Location: Gipps Street, Abbotsford

Responsibility: Yarra City Council

The Problem: Volumes have been written about the "Gipps Street Steps" on the Capital City Trail along the Yarra. Following the River path southward, it ends in steps before crossing the river east-west  at Gipps Street.  They are three flights of steps up that mar a pleasant commuter and leisure route (Bicycle Victoria image). They leave you winded and annoyed (on a bike or with a pram) or stranded (if you can't make it up or down).
The Solution: In 2009 it was reported that there is finally some action on a new bridge design, pushed by Bicycle Victoria. Then on 5 May 2010, BV reported that the state budget had allowed $2.5m for a complete redesign and solution, funded through the Parks Asset and Replacement Program (Parks Victoria).
The details are here. Nice one. 
For the next few months, or maybe over a year, keep slogging...

Sunday, 30 May 2010

Steep path at Hall Reserve, Capital City Trail

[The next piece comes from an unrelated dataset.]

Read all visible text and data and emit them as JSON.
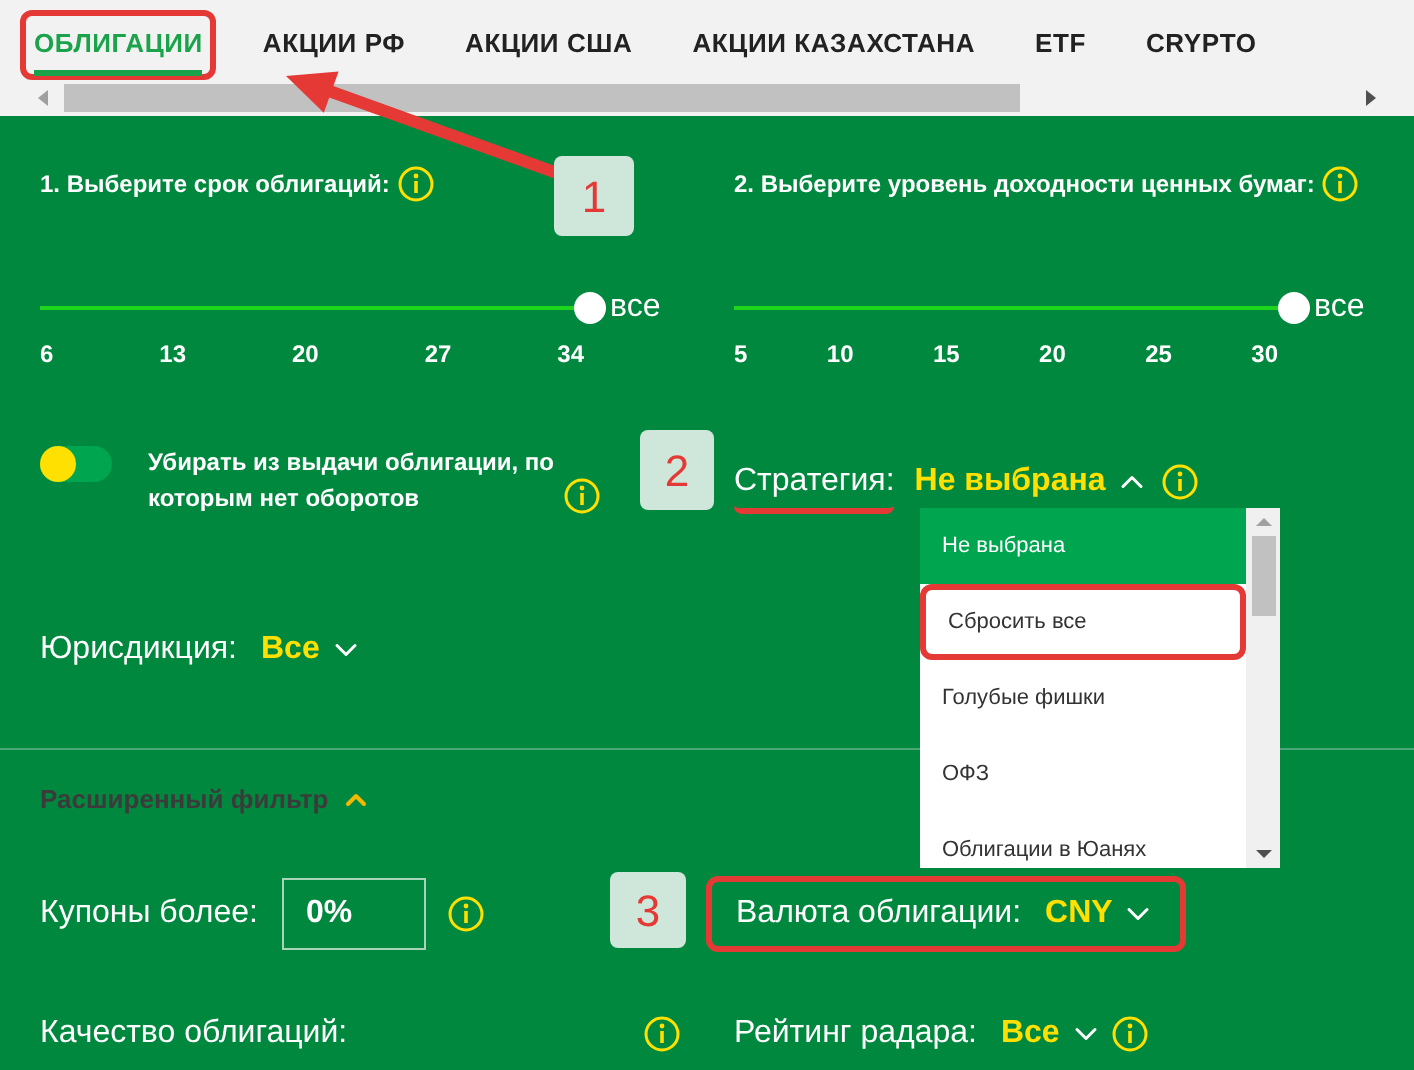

Location: Merri Creek Trail/Capital City Trail, under Heidelberg Rd, Clifton Hill, Melbourne
Local Council: Yarra Council; Melbourne Water must be consulted about any works under the bridge.
Responsibility: Yarra Council. Try Mark Kulyk was the contact person for the Bike Strategy of the council, 2010, but has moved on. You might try MD who works on bike paths
Description: Merri Creek has a cycle path, installed over the last two decades. This section forms part of the Capital City Trail, which takes you to the CBD. Heading city-bound, you go under the Heidelberg Road bridge, round a blind corner, and are faced with a crap cycle lane of huge proportions - a steep incline often covered with debris, up to Hall Reserve, a nice bit of parkland between houses and Creek.
Only the fit and those with gears can make it up. For everybody else it is get off and walk. For those with toddlers or prams  it is a nightmare. Wheelchair, no chance. Coming down, you need very good brakes.
If this has not been enough, in early 2010 Yarra Council  made things considerably worse by re-routing the paths at the top of the hill in Halls Reserve, adding another half a meter to the distance you have to climb at the top of the hill (see last photo below). We understand what they were doing but this was tackling the wrong issue first. They were carrying out path realignments suggested in the the Merri Creek Trail Review of 2007 but have made things worse for cyclists going up and down the hill. That earlier document, by the way, makes no suggestions about fixing the steep slope, other than to suggest cyclists dismount going down, with signs to that effect (we all ignore them). It also recommended a barrier at the top to slow downward cyclists. That would be really great if you were struggling uphill, wouldn't it? (there used to be one-it was removed).
With Spensley Street Primary School kids and parents using this path as the major route from the northern part of their school catchment, the hill is an accident waiting to happen, as well as just intensely annoying. Every morning you will meet 6 year old kids pushing their bikes up, angry parents, and a range of other faster commuters. Near misses every week.
Solution: Simply telling people to dismount is sloppy bike planning. Regrade the path. No barriers. A switchback is one solution. Simply flattening the slope a bit, at the top, would do. Is this prioritised in the Yarra Bicycle Strategy 2010-2015? No. I am not convinced the author of that document ever rode this path, which is an essential city trail - hence its name.  There are vague statements in the Strategy about the difficulties of fixing paths that are not up to code, but no plans to actually spend any money.  
View Larger Map
Update, 1 June 2010. It gets worse. See photo. Council workmen came today to stop peds and cyclists taking a shortcut across the grass at the top of the slope, to reduce the uphill distance they travel. Incomprehensible wooden barriers have been installed (now tan barked as well). This builds on their spectacular effort to protect grass from being walked on, with a fence, April 2010. None of this is of any benefit to park users, whether pedestrians, dogs, cyclists, or anybody else. The workmen would not talk to me.  Meanwhile the slope isn't getting any less steep. The photo shows it's base and the new, higher top. This would definitely make it into my top 50 Crap Cycles Lanes of Melbourne.  Publishers for a book out there?